In Stoke-on-Trent, the college will lose 39 jobs as part of a restructuring plan to make savings of £1.2m in staffing costs. The college employs more than 500 people and has around 10,000 students each year over two sites. Also in the city, it is not clear what impact British Steel’s liquidation will have on a sales office or on a metal selling centre in Wolverhampton.
On infrastructure, work on the £56bn HS2 high speed railway between Birmingham and London through Warwickshire is now supporting 9,000 jobs. More than 2,000 companies are working at 250 sites across the country according to figures released by the company. Work is continuing to construct the new Curzon Street station in the centre of Birmingham, which will be linked to the tram network as well as rail networks to the wider West Midlands.

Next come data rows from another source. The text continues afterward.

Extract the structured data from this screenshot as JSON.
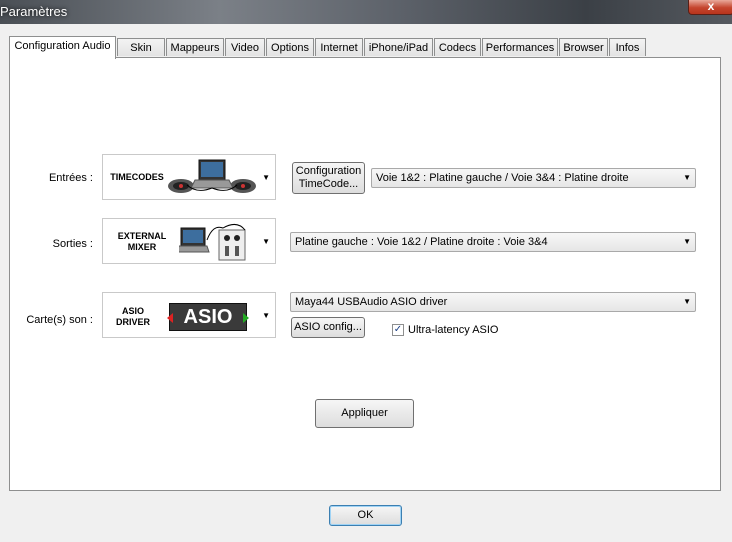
{
  "window": {
    "title": "Paramètres",
    "close_label": "x"
  },
  "tabs": [
    {
      "label": "Configuration Audio",
      "active": true
    },
    {
      "label": "Skin"
    },
    {
      "label": "Mappeurs"
    },
    {
      "label": "Video"
    },
    {
      "label": "Options"
    },
    {
      "label": "Internet"
    },
    {
      "label": "iPhone/iPad"
    },
    {
      "label": "Codecs"
    },
    {
      "label": "Performances"
    },
    {
      "label": "Browser"
    },
    {
      "label": "Infos"
    }
  ],
  "inputs": {
    "label": "Entrées :",
    "picker_text": "TIMECODES",
    "config_button": "Configuration TimeCode...",
    "routing_value": "Voie 1&2 : Platine gauche / Voie 3&4 : Platine droite"
  },
  "outputs": {
    "label": "Sorties :",
    "picker_text": "EXTERNAL MIXER",
    "routing_value": "Platine gauche : Voie 1&2 / Platine droite : Voie 3&4"
  },
  "soundcard": {
    "label": "Carte(s) son :",
    "picker_text": "ASIO DRIVER",
    "logo_text": "ASIO",
    "driver_value": "Maya44 USBAudio ASIO driver",
    "config_button": "ASIO config...",
    "ultra_latency_label": "Ultra-latency ASIO",
    "ultra_latency_checked": true
  },
  "apply_button": "Appliquer",
  "ok_button": "OK",
  "colors": {
    "close": "#c5452e",
    "asio_logo_bg": "#3a3a3a"
  }
}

Shropshire Council is working with the Welsh Assembly on plans to turn the A5 around Oswestry into a dual carriageway which would bring economic benefits to both sides of the border. It is the only section of the A5, which runs between London and Holyhead, to be single carriageway. The Council secured £54m from the government for Shrewsbury’s bypass earlier this year.
A key intervention this month after the Government invested a further £28m in the electric car battery development centre in Coventry. The funding for the UK Battery Industrialisation Centre adds to an £80m initial investment forming part of the local industrial strategy (see below) to boost the region’s economy. West Midland’s mayor, former Waitrose CEO, Andy Street, lauded the achievement and also launched a £5m ‘Beat the Bots’ fund which will help to retrain workers whose jobs are at risk from becoming automated. Dudley and Stoke-on-Trent were identified as two of the ten UK towns where most jobs are at risk according to the Centre for Social Justice. The funding comes from the government’s National Retraining Scheme, as part of the West Midlands Combined Authority’s Skills Deal.

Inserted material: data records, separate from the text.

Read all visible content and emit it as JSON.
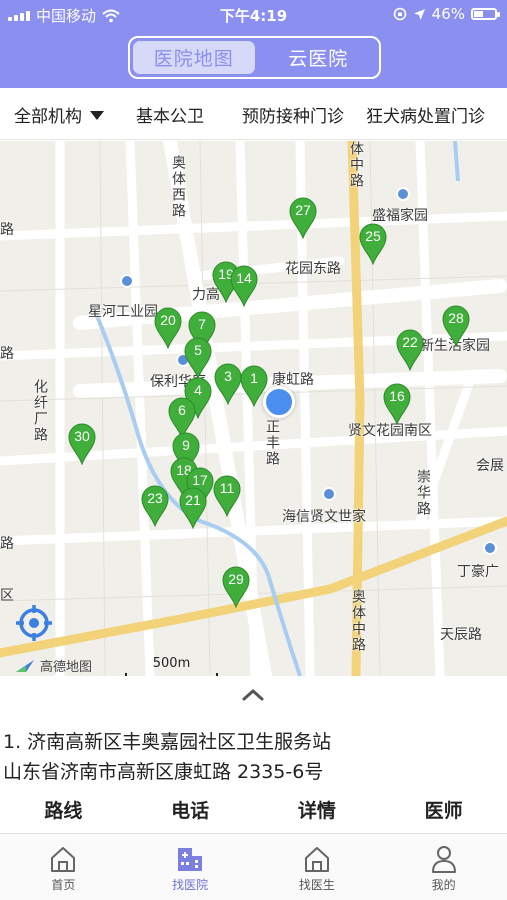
{
  "status_bar": {
    "carrier": "中国移动",
    "time": "下午4:19",
    "battery": "46%",
    "battery_level": 0.46
  },
  "header": {
    "segments": [
      {
        "label": "医院地图",
        "active": true
      },
      {
        "label": "云医院",
        "active": false
      }
    ]
  },
  "filters": {
    "all_orgs": "全部机构",
    "items": [
      "基本公卫",
      "预防接种门诊",
      "狂犬病处置门诊"
    ]
  },
  "map": {
    "road_labels": [
      "奥体西路",
      "花园东路",
      "康虹路",
      "正丰路",
      "化纤厂路",
      "体中路",
      "崇华路",
      "天辰路",
      "奥体中路",
      "会展",
      "路",
      "路",
      "路",
      "区"
    ],
    "place_labels": [
      "盛福家园",
      "星河工业园",
      "力高",
      "保利华庭",
      "新生活家园",
      "贤文花园南区",
      "海信贤文世家",
      "丁豪广"
    ],
    "pins": [
      "27",
      "25",
      "19",
      "14",
      "20",
      "7",
      "5",
      "3",
      "1",
      "4",
      "6",
      "9",
      "18",
      "17",
      "23",
      "21",
      "11",
      "28",
      "22",
      "16",
      "30",
      "29"
    ],
    "provider": "高德地图",
    "scale": "500m"
  },
  "selected": {
    "title": "1.   济南高新区丰奥嘉园社区卫生服务站",
    "address": "山东省济南市高新区康虹路 2335-6号"
  },
  "actions": [
    "路线",
    "电话",
    "详情",
    "医师"
  ],
  "tabs": [
    {
      "label": "首页",
      "icon": "home-icon",
      "active": false
    },
    {
      "label": "找医院",
      "icon": "hospital-icon",
      "active": true
    },
    {
      "label": "找医生",
      "icon": "doctor-icon",
      "active": false
    },
    {
      "label": "我的",
      "icon": "profile-icon",
      "active": false
    }
  ],
  "colors": {
    "header": "#8a8ff0",
    "pin": "#3fae3a",
    "location": "#4a8ff0",
    "active_tab": "#6b70d8"
  }
}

The West Midlands has become the first region to agree a local industrial strategy with the government. The 83 page document was developed in collaboration with more than 350 businesses and was signed off by Business Secretary, Greg Clark. The strategy builds on previously agreed city deals, devolution deals and strategic economic plans. As well as battery industrialisation, other priorities in the document include data-driven healthcare innovation and creative content. The country’s first £20m Future Mobility Zone, between Birmingham, Solihull and Coventry, will host the testing of new technologies aimed at increasing journey predictability. Also £50m has been earmarked for 5G trials across region.
The plan highlights how the local economy will be boosted by the opening of HS2 and how the region is improving its international profile – with Coventry to become the UK’s City of Culture in 2021 and Birmingham holding the Commonwealth Games in 2022. The strategy also outlines plans for the West Midlands to partner with local specialist manufacturers and R&D centres to help create new markets and foreign direct investment opportunities. Growth in the West Midlands is 1.2% in the year to March 2019 with the UK growth rate for the same period at 1.5% and London’s growth rate at 2.7%.